The UAW has been making a major push to organize foreign auto plants in recent years after seeing its membership levels depleted by mass layoffs at General Motors, Ford and Chrysler.
Virtually none of the plants operated by foreign automakers in the United States currently is unionized.
Many car factories -- like VW's Tennessee facility -- are located in southern states which generally are not union-friendly.
If the UAW succeeds with Volkswagen, that could increase pressure on German rivals BMW and Mercedes-Benz to set up works councils at their US plants.
The UAW noted in a statement Friday that every other major VW assembly facility in the world has worker representation and a seat at the global works council.
"VW workers in Chattanooga have the unique opportunity to introduce this new model of labor relations to the United States, in partnership with the UAW," the union said in a statement.
"Such a labor relations model would give workers the job security that would accompany their having an integral role in managing the company and a vehicle to provide input on workplace improvements that will contribute to the company's success."
A source close to the situation told AFP that the discussions should be described as a "dialogue" rather than formal talks, and that it is not clear where they will lead.

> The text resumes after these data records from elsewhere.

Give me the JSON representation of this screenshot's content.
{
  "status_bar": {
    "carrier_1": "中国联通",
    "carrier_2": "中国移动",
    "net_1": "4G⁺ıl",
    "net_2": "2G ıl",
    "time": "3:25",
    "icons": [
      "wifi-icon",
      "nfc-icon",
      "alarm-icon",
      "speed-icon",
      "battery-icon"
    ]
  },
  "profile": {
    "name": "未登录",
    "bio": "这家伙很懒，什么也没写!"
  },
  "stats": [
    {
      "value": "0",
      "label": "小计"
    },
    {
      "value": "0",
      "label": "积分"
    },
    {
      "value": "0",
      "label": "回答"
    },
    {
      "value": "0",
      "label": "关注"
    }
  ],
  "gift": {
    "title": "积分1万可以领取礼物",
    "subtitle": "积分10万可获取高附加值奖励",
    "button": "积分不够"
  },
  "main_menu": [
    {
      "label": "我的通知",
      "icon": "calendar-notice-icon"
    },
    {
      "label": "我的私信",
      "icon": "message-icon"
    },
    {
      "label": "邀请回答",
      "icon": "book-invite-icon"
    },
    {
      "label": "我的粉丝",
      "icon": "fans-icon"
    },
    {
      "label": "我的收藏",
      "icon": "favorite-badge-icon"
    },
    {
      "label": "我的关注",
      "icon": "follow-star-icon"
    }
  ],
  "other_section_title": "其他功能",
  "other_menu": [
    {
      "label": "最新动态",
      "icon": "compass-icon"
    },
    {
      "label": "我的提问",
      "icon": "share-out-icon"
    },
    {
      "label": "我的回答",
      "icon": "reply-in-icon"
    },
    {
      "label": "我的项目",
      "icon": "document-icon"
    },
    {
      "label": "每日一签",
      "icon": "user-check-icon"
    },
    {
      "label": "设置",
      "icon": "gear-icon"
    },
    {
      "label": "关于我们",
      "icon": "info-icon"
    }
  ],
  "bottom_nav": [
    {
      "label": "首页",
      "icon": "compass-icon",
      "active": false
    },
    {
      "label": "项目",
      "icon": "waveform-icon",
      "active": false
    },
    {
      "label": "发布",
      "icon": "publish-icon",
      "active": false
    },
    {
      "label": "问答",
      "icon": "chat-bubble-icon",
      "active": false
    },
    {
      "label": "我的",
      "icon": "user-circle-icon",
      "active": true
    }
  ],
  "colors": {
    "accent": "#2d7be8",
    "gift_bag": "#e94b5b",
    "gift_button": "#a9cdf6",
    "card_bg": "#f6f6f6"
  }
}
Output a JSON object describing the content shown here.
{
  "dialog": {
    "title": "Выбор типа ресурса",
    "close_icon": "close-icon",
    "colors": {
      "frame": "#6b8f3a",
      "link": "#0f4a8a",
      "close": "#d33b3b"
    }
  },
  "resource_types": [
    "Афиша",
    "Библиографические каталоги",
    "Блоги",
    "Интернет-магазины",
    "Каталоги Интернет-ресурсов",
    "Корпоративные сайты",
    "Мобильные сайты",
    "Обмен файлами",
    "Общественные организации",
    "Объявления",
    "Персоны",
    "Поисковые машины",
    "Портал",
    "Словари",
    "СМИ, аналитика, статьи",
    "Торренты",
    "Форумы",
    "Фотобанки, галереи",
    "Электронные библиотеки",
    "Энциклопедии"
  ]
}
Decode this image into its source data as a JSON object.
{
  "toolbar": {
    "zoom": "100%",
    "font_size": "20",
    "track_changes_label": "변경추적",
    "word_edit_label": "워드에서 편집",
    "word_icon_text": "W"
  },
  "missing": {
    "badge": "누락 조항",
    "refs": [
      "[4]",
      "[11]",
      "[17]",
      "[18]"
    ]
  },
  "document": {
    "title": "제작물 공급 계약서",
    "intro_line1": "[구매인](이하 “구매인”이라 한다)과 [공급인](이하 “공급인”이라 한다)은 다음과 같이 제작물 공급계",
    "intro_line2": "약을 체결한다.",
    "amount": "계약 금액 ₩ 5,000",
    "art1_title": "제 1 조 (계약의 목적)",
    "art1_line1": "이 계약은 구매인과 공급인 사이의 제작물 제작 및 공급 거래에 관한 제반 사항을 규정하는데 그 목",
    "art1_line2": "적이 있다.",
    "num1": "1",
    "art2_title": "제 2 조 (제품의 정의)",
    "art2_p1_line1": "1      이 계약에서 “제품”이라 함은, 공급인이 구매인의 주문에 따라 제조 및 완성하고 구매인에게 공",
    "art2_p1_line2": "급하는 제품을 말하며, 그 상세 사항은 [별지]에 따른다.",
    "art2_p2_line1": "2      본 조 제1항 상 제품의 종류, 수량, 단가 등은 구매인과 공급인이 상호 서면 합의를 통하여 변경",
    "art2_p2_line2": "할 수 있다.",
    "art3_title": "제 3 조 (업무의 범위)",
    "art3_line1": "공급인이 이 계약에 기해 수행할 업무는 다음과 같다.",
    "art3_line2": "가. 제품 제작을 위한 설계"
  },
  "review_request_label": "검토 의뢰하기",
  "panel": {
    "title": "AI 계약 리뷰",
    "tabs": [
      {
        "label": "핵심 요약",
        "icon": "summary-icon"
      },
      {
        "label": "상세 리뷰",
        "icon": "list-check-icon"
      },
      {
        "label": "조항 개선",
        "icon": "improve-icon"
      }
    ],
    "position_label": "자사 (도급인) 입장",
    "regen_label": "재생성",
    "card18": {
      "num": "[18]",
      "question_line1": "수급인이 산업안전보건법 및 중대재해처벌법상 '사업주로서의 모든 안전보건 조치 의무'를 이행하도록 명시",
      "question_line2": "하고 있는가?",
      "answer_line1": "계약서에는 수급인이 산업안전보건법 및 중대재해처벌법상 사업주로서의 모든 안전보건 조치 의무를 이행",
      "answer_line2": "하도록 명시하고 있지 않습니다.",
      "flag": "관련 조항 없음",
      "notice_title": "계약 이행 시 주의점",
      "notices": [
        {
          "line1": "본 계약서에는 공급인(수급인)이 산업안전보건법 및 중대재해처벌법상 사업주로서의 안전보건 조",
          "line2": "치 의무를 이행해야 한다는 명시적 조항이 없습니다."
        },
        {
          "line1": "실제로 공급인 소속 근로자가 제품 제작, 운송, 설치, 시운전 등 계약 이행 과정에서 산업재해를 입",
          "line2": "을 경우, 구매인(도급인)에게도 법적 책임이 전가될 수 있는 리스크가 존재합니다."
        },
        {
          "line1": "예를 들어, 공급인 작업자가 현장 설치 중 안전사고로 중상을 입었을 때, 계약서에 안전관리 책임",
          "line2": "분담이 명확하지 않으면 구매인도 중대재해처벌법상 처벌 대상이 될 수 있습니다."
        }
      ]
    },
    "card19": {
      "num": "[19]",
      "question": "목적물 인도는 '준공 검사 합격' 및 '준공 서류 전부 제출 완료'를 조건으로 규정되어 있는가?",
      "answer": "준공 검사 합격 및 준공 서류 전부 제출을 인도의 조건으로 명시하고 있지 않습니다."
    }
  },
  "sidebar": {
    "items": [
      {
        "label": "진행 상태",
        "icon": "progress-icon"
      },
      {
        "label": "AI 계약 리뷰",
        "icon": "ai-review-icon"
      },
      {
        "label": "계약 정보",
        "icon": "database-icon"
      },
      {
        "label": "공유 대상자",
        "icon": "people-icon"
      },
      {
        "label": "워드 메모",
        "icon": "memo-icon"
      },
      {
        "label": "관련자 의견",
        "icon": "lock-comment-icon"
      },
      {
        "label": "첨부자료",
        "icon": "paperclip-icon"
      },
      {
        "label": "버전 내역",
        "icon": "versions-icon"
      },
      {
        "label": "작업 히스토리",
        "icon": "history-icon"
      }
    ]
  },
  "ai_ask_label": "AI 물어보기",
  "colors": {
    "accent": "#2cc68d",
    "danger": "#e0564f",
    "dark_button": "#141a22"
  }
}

VW's US chief Jonathan Browning has noted that the decision will ultimately rest in the hands of plant workers.
"We've been very clear that that process has to run its course, that no management decision has been made and that it may or may not conclude with formal third-party representation," Browning said Wednesday in a conference call discussing August sales results.
The Tennessee plant's chairman reiterated VW's respect for employee representation in a letter sent to workers Thursday.
"By now there is a very lively discussion in the Chattanooga plant regarding labor representation," Frank Fischer wrote in a letter also signed by the plant's head of human resources.
"We jointly want to prevent any attempt of influence from outside driving a wedge in our great team."